Try taking a short break this afternoon and you may be surprised at the results.

0 comments | Posted by Reality Bytes - Real Estate Training Blog on 01/09/2014 at 12:00 AM | Categories:

Avoiding spring burnout

With the spring selling season approaching, it’s a good opportunity to take a moment to make sure you’re performing as efficiently as possible, in order to achieve the best results possible at this busy time of year. Below are three tips which may assist with sharpening up your time management skills to help you perform this spring.

Plan the day before: it can be a good idea to take 10 minutes every evening to enter scheduled meetings and outstanding tasks into your tablet, smart phone or diary. By doing this, when you arrive at the office the following morning you have a clear plan for your day, with time allocated for important meetings, tasks and phone calls. While it may be useful to make the most of your time in this manner, it could also be useful to leave gaps in your day for the unexpected, as these free time blocks allow you to pop out for a coffee with an associate or catch up after an appointment that runs late.

Prioritise your tasks: inevitably, there are some tasks that are mundane but unavoidable, and to avoid any procrastination pitfalls it can be a good idea to knock these responsibilities off early in the day. It can also be wise to focus on income-producing activities such as developing new business early in the day while you’re fresh. Prioritising tasks can also help alleviate stress by assisting to work through tasks in a logical fashion.

Be an early bird: a brief early morning exercise session and early arrival at the office can be a great way to start the day, especially as an early start may help you to efficiently despatch of urgent tasks with minimal interruption. Due to this, regardless of your regular morning routine, it may be useful to arrive early in the office during these busy periods to ensure you get the most out of every day.
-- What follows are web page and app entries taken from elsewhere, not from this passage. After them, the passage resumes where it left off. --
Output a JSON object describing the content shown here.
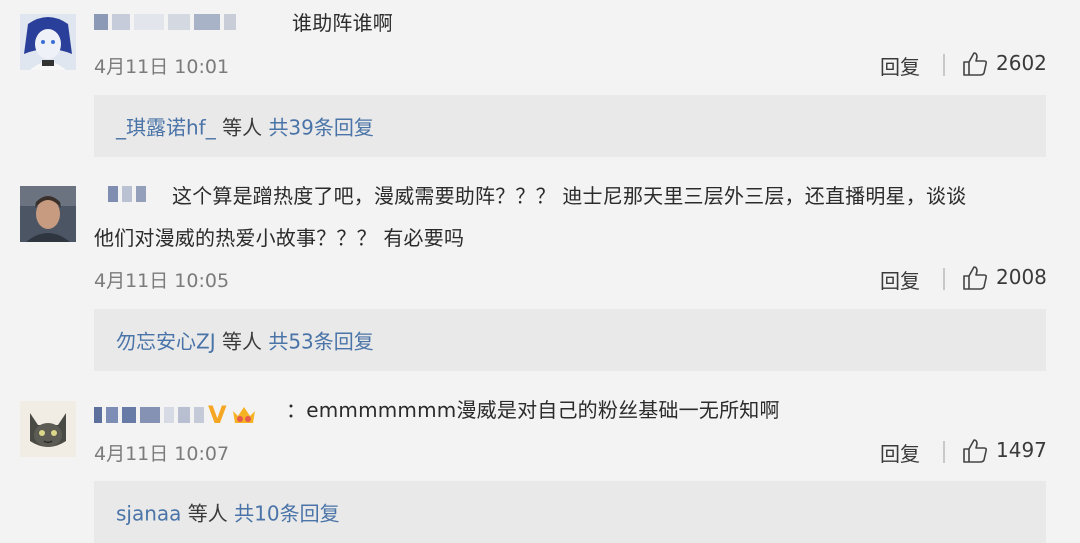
{
  "comments": [
    {
      "text": "谁助阵谁啊",
      "time": "4月11日 10:01",
      "reply_label": "回复",
      "likes": "2602",
      "replies": {
        "user": "_琪露诺hf_",
        "mid": "等人",
        "count": "共39条回复"
      }
    },
    {
      "text_line1": "这个算是蹭热度了吧，漫威需要助阵？？？ 迪士尼那天里三层外三层，还直播明星，谈谈",
      "text_line2": "他们对漫威的热爱小故事？？？ 有必要吗",
      "time": "4月11日 10:05",
      "reply_label": "回复",
      "likes": "2008",
      "replies": {
        "user": "勿忘安心ZJ",
        "mid": "等人",
        "count": "共53条回复"
      }
    },
    {
      "text": "：emmmmmmm漫威是对自己的粉丝基础一无所知啊",
      "badge": "V",
      "time": "4月11日 10:07",
      "reply_label": "回复",
      "likes": "1497",
      "replies": {
        "user": "sjanaa",
        "mid": "等人",
        "count": "共10条回复"
      }
    }
  ],
  "icons": {
    "like": "thumbs-up-icon",
    "crown": "crown-icon"
  },
  "colors": {
    "link": "#4a74a8",
    "background": "#f3f3f3",
    "reply_box": "#e9e9e9",
    "vip": "#f5a623"
  }
}
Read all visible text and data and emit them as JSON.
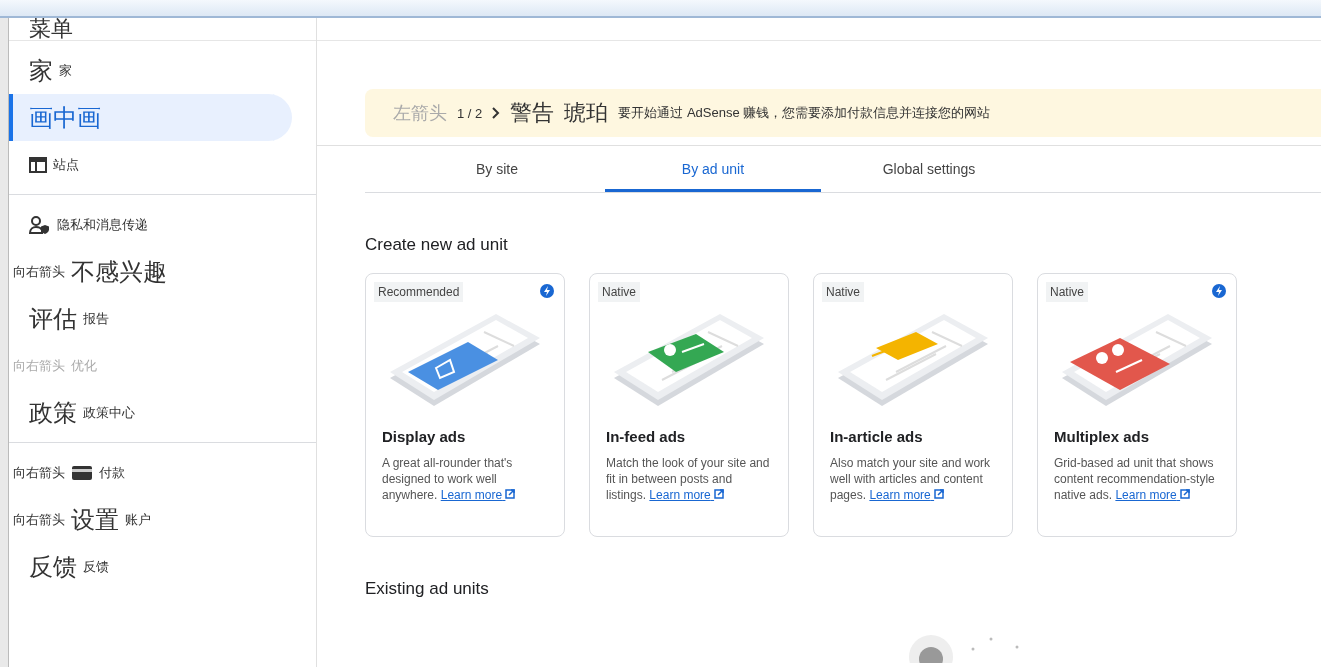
{
  "header": {
    "menu_icon_text": "菜单"
  },
  "sidebar": {
    "groups": [
      {
        "items": [
          {
            "icon_text": "家",
            "label": "家",
            "selected": false,
            "disabled": false
          },
          {
            "icon_text": "画中画",
            "selected": true,
            "disabled": false
          },
          {
            "label": "站点",
            "selected": false,
            "disabled": false
          }
        ]
      },
      {
        "items": [
          {
            "label": "隐私和消息传递",
            "selected": false,
            "disabled": false
          },
          {
            "arrow_text": "向右箭头",
            "icon_text": "不感兴趣",
            "selected": false,
            "disabled": false
          },
          {
            "icon_text": "评估",
            "label": "报告",
            "selected": false,
            "disabled": false
          },
          {
            "arrow_text": "向右箭头",
            "label": "优化",
            "selected": false,
            "disabled": true
          },
          {
            "icon_text": "政策",
            "label": "政策中心",
            "selected": false,
            "disabled": false
          }
        ]
      },
      {
        "items": [
          {
            "arrow_text": "向右箭头",
            "label": "付款",
            "selected": false,
            "disabled": false
          },
          {
            "arrow_text": "向右箭头",
            "icon_text": "设置",
            "label": "账户",
            "selected": false,
            "disabled": false
          },
          {
            "icon_text": "反馈",
            "label": "反馈",
            "selected": false,
            "disabled": false
          }
        ]
      }
    ]
  },
  "banner": {
    "prev_text": "左箭头",
    "counter": "1 / 2",
    "icon_text": "警告",
    "icon_color_text": "琥珀",
    "message": "要开始通过 AdSense 赚钱，您需要添加付款信息并连接您的网站"
  },
  "tabs": [
    {
      "label": "By site",
      "selected": false
    },
    {
      "label": "By ad unit",
      "selected": true
    },
    {
      "label": "Global settings",
      "selected": false
    }
  ],
  "create_section": {
    "title": "Create new ad unit",
    "cards": [
      {
        "tag": "Recommended",
        "flag": true,
        "color": "#4a90e2",
        "kind": "display",
        "title": "Display ads",
        "description": "A great all-rounder that's designed to work well anywhere.",
        "link": "Learn more"
      },
      {
        "tag": "Native",
        "flag": false,
        "color": "#34a853",
        "kind": "feed",
        "title": "In-feed ads",
        "description": "Match the look of your site and fit in between posts and listings.",
        "link": "Learn more"
      },
      {
        "tag": "Native",
        "flag": false,
        "color": "#f4b400",
        "kind": "article",
        "title": "In-article ads",
        "description": "Also match your site and work well with articles and content pages.",
        "link": "Learn more"
      },
      {
        "tag": "Native",
        "flag": true,
        "color": "#e2574c",
        "kind": "multiplex",
        "title": "Multiplex ads",
        "description": "Grid-based ad unit that shows content recommendation-style native ads.",
        "link": "Learn more"
      }
    ]
  },
  "existing_section": {
    "title": "Existing ad units"
  }
}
0 comments | Posted by Reality Bytes - Real Estate Training Blog on 22/07/2014 at 12:00 AM | Categories: